“What does the Buddha do when a pigeon shits on his head?” This koan – a riddle given to students of Zen Buddhism to meditate about – was told us on a meditation retreat in Germany by another participant. Our stay in Japan proved to be the best time to find an answer to this question.
We worked on the Japanese countryside in the beautiful state of Miyagi. Our task was to produce videos for a website offering a stay in and day trips around the rural area. In fact, the place was so rural that there was no public transport, and the next city was about 45 minutes by car away. Like in Buryatia, the bathroom was an outhouse. Rice fields to the left, corn fields to the right.
We were hosted by a family: mother, father, and daughter. However, our project was mainly organized by the mother and daughter. This circumstance made things difficult, as they both had differing visions of what should be in the videos. Also, we were asked to produce more videos than we could in the time that we had. On top of that, they interrupted us while eating or during our free-time to give us more work or to ask us to report on our work progress. Last but not least, we got less free-time that was promised to us in the first place. In short, we felt like pigeons were shitting on our heads.
Thus, the question we asked ourselves was: “What would each of us do, if each of us was Buddha?” Should we refuse to work any longer for our hosts and leave early? This we did not want since we had already booked flights that would leave in a week. Should we talk to them about our concerns? This, in fact, seemed to be the most reasonable option. However, just a day before we started thinking about how to deal with our concerns, the mother had strictly denied any dialog about similar concerns that another volunteer had addressed. So we were left with no option of direct communication.
It was in this situation of not knowing what to do that we came up with a new idea. If we didn’t get the work done fast enough because we were too professional about it and if our hosts didn’t explicitly ask for a professional video, it was just a matter of changing our work attitude. So we focused less on the highest possible quality and more on efficiency, which was very much valued by our hosts in the end. This shift in mindset also created more free-time for us as we were getting more done in less time. Lastly, we did not take the interruptions anymore as serious.
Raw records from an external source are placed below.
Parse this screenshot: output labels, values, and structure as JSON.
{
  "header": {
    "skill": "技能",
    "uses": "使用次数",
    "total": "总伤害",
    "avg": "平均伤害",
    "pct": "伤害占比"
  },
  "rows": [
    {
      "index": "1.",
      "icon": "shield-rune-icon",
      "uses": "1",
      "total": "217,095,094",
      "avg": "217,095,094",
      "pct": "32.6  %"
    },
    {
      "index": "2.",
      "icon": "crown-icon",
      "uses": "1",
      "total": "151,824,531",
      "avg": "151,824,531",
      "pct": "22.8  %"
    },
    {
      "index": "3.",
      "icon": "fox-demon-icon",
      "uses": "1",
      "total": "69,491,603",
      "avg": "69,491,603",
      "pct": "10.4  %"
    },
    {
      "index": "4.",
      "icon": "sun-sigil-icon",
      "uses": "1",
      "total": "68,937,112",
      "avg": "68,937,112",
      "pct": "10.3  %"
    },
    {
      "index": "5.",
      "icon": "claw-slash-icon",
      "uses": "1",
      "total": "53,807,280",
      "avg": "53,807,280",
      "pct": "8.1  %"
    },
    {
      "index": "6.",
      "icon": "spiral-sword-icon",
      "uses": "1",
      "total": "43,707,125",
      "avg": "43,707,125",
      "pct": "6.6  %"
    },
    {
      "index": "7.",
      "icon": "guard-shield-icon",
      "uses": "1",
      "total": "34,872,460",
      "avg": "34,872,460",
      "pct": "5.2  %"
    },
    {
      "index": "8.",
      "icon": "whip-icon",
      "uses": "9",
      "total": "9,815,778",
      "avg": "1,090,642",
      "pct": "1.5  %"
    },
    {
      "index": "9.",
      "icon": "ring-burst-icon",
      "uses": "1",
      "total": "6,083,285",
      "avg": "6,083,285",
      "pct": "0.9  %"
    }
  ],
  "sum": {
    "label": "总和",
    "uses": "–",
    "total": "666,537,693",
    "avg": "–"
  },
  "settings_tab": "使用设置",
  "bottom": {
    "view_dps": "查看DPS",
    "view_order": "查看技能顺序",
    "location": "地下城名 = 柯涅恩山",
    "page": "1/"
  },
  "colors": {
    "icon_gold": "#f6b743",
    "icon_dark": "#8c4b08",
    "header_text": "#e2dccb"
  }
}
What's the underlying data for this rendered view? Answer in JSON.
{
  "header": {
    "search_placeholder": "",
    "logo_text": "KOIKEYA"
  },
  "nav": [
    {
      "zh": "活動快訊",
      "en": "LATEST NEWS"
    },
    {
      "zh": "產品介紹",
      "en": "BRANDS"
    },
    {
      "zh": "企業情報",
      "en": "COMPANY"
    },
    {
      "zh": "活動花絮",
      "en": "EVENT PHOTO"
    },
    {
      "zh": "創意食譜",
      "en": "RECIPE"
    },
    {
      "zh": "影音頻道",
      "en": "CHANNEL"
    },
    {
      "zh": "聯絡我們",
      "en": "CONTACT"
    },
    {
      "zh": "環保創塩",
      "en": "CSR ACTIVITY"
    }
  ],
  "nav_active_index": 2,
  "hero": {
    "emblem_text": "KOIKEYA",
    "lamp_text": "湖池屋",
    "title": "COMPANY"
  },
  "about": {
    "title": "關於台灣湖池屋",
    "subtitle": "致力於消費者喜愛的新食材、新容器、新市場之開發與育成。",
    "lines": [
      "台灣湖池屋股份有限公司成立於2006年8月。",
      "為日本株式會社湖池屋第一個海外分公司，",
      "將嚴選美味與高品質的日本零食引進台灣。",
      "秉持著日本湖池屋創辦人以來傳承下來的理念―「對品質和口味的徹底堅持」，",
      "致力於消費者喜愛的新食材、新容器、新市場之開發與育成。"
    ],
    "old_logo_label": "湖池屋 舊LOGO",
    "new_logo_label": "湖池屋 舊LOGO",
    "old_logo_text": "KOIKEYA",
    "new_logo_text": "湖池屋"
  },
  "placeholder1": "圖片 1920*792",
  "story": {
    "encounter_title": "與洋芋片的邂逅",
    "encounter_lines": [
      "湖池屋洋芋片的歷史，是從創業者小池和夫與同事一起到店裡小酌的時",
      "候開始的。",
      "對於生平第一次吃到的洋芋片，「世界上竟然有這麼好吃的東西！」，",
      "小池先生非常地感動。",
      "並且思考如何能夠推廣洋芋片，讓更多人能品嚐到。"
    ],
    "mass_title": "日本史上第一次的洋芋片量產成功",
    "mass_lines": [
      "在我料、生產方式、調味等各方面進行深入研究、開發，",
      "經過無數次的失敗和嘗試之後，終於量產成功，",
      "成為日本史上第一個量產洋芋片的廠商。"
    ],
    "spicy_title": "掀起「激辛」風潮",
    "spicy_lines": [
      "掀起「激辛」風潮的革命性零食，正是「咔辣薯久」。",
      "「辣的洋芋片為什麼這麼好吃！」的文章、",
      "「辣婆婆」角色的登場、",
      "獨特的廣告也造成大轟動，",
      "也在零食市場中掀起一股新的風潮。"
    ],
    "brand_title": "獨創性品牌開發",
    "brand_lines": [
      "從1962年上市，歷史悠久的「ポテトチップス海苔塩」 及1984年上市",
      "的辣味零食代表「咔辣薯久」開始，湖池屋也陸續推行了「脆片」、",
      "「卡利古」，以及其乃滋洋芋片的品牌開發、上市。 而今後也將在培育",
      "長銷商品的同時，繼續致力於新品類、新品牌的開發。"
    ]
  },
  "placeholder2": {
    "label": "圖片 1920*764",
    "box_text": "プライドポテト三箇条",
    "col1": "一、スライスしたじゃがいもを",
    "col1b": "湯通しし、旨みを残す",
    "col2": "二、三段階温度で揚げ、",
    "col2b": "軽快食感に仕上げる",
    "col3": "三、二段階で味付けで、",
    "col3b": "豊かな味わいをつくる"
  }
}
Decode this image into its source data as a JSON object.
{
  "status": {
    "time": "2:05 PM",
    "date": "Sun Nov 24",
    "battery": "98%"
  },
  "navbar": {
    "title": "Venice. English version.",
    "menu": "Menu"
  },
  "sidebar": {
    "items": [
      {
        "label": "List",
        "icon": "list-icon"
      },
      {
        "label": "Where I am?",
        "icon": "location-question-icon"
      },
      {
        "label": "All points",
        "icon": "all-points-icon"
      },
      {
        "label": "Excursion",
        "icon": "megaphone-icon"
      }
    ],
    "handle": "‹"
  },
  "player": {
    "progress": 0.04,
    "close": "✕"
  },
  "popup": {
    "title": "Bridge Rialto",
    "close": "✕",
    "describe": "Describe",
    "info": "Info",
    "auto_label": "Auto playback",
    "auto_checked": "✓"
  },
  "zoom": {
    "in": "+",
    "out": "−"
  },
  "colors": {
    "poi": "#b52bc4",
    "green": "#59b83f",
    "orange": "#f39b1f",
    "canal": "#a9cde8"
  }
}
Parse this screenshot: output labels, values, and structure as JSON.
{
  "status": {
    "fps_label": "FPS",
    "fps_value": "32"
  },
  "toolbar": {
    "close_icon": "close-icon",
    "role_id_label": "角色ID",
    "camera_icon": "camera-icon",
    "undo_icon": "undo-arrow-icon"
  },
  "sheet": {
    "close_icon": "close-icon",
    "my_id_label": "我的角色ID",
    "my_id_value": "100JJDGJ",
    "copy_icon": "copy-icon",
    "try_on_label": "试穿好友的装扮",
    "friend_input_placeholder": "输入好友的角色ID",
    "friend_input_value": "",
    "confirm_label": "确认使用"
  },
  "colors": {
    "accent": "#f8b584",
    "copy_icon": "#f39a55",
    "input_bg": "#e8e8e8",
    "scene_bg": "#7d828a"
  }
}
Instead, we even laughed about it because it seemed so strange sometimes how many “things to do” Japanese people can come up with us in just a single day.
All of the solutions we applied had to do with changing ourselves rather than changing other people. We could not change what happened, but we could change how we reacted to what happened.
When we are no longer able to change a situation […] we are challenged to change ourselves.
Frankl, Viktor E. (1959): Man’s Search For Meaning
What would you do, if you were Buddha?
J & G
P.S.: Check out our Route map to see where we are.